[10] Some courts have recognized limited exceptions to the Rule 50(b) requirement in instances where: (a) there has been substantial, though not literal, compliance with the rule; (b) where manifest injustice will otherwise occur since the verdict is wholly without legal support; (c) where the trial judge in effect excused the failure to renew the motion; and (d) where the additional evidence was brief and inconsequential. Smith v. University of North Carolina, 632 F.2d 316, 339 (C.A.4, 1980). These exceptions clearly are not applicable to this case.

[11] Defendants alternatively argue that a new trial must be granted because the jury purportedly failed to view the evidence with an open mind and ignored the instructions of the Court to view the facts impartially and to formulate an opinion only after the summation of counsel and charge by the Court. In support of this claim, defendants' counsel stated:

I noted that throughout the case that juror number 6 showed constant displeasure by laughing and smiling on almost all occasions when the board presented any evidence contrary to the Plaintiff. This started from the point of opening remarks being made to the jury and continued throughout the entire trial. It has just been brought to my attention that at a point late in the trial this juror smiled and winked at Mrs. Cordrey (now Mrs. Schreffler) ....

I further noticed throughout the trial that the same juror number 6 had conversations during the trial by whispering and giggling with female juror number 5. Subsequently, her facial expressions concerning the evidence became quite similar to those of juror number 6 and to a certain extent the same is true of juror number 4.

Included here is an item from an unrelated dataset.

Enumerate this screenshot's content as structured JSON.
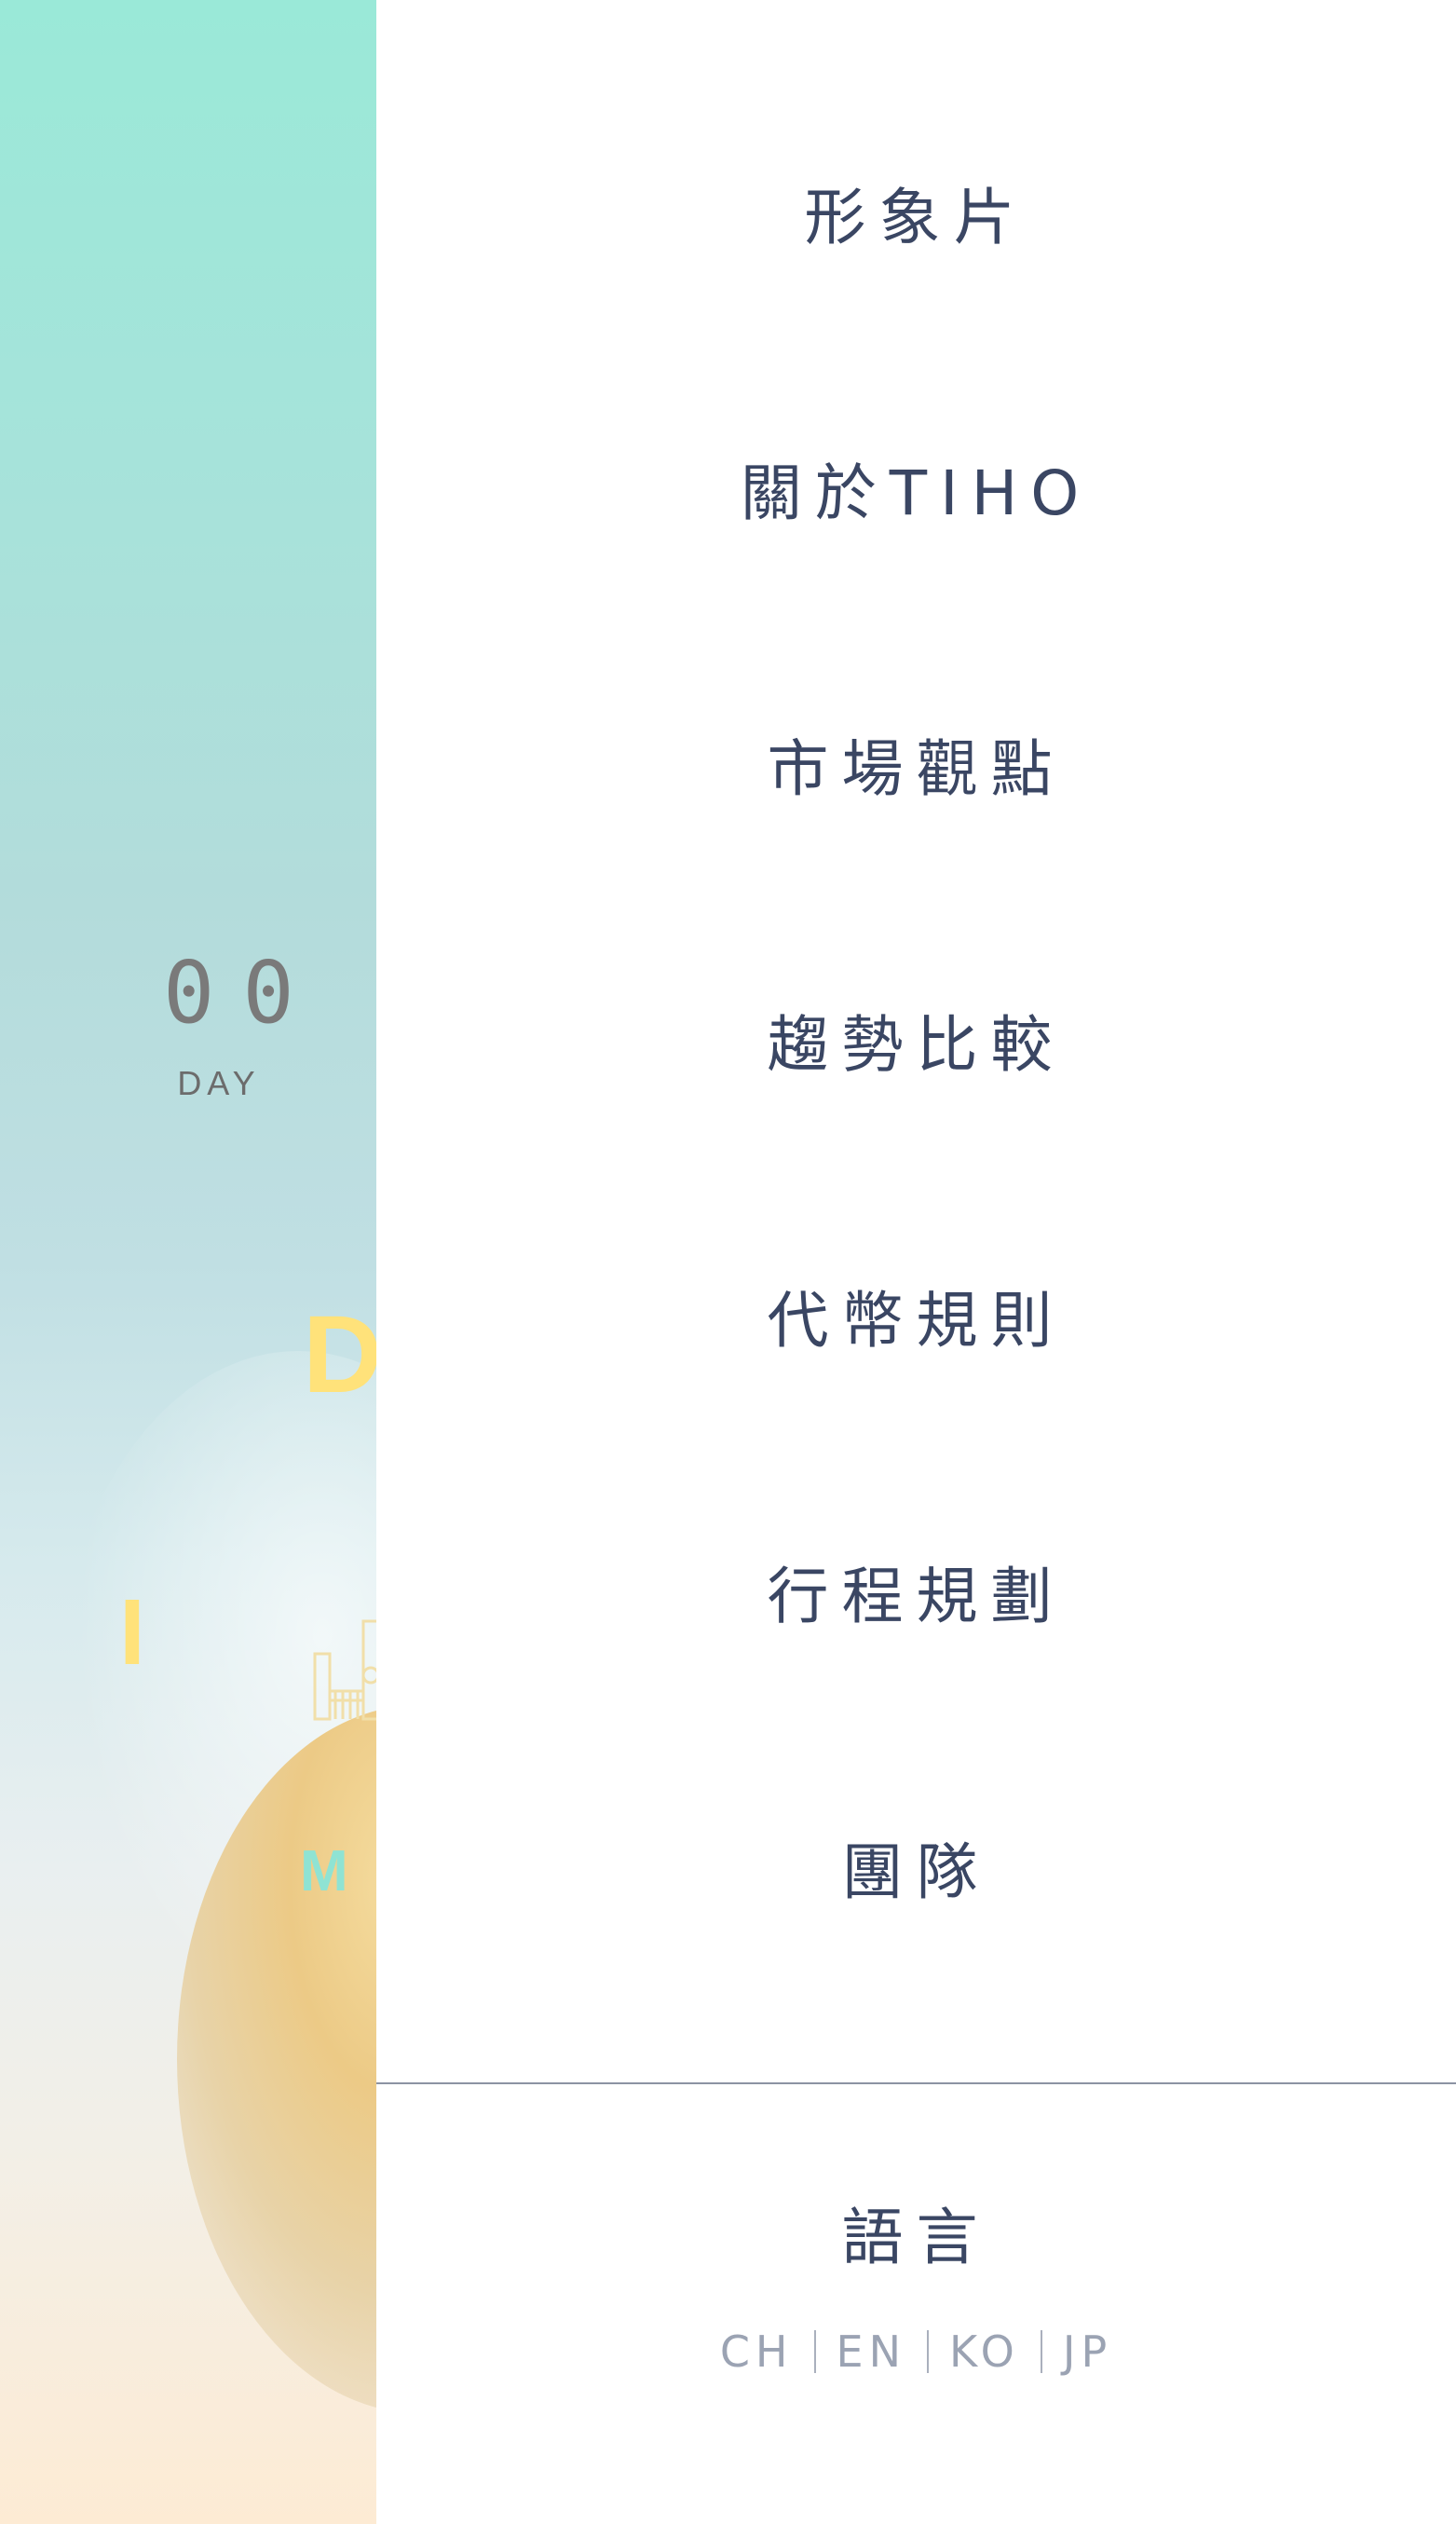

Docket Item 48. The Court finds that these allegations are too speculative a basis on which to conclude that the jury failed to adhere to the Court's instructions and did not faithfully discharge its functions in this case.

[12] These losses included approximately $18,000 in back pay for the school years 1979-80 and 1980-81, up until the date of trial. (Tr. at A-91, 92.) This figure was decreased by approximately $3,000 because of sums received from unemployment compensation. (Tr. at A-94.) In addition, Schreffler incurred other minor expenses, including $150 for a lawyer to represent him at the unemployment compensation hearing, and an unestimated minor sum for health insurance which he was forced to pay himself because of his loss of employment. (Id.) Schreffler also testified that during the time he was principal, he taught economics in the evening at the local state college and that after his contract was not renewed he taught in another night program, incurring a loss of $1,735. (Tr. at A-93.) Plaintiff did not establish that this change of positions was occasioned by the Board's failure to renew his contract, however. Even including this latter sum in plaintiff's estimated losses, the out-of-pocket losses would amount to approximately $17,000.

[13] Although Mrs. Cordrey testified that plaintiff sought medical treatment and received antibiotics to curb his physical ailments (Tr. at C-97), plaintiff himself testified under cross-examination that he never sought or received medical treatment for his condition. (Tr. at A-118.)

[14] Plaintiff is presently teaching social studies in the Seaford School District. (Tr. at A-91.)

[15] The award of $77,500 in punitive damages was assessed against each of the defendants individually as follows: Mr. Foxwell $10,000; Mr. Banks $15,000; Mrs. Hammond $15,000; Mr. Bastian $15,000; Mr. Calloway $10,000; and Mrs. Hudson $12,500.

[16] Defendants' claim presumably rests on the premise that the jury may have awarded a disproportionate amount of compensatory damages for injury to plaintiff's ability to pursue his chosen profession and that the award would have been considerably less if the jury had been given the option of reinstating plaintiff to his position as principal. The Court believes, however, that any windfall gained as a result of plaintiff's reinstatement will be eliminated if the plaintiff accepts the remittitur suggested by the Court.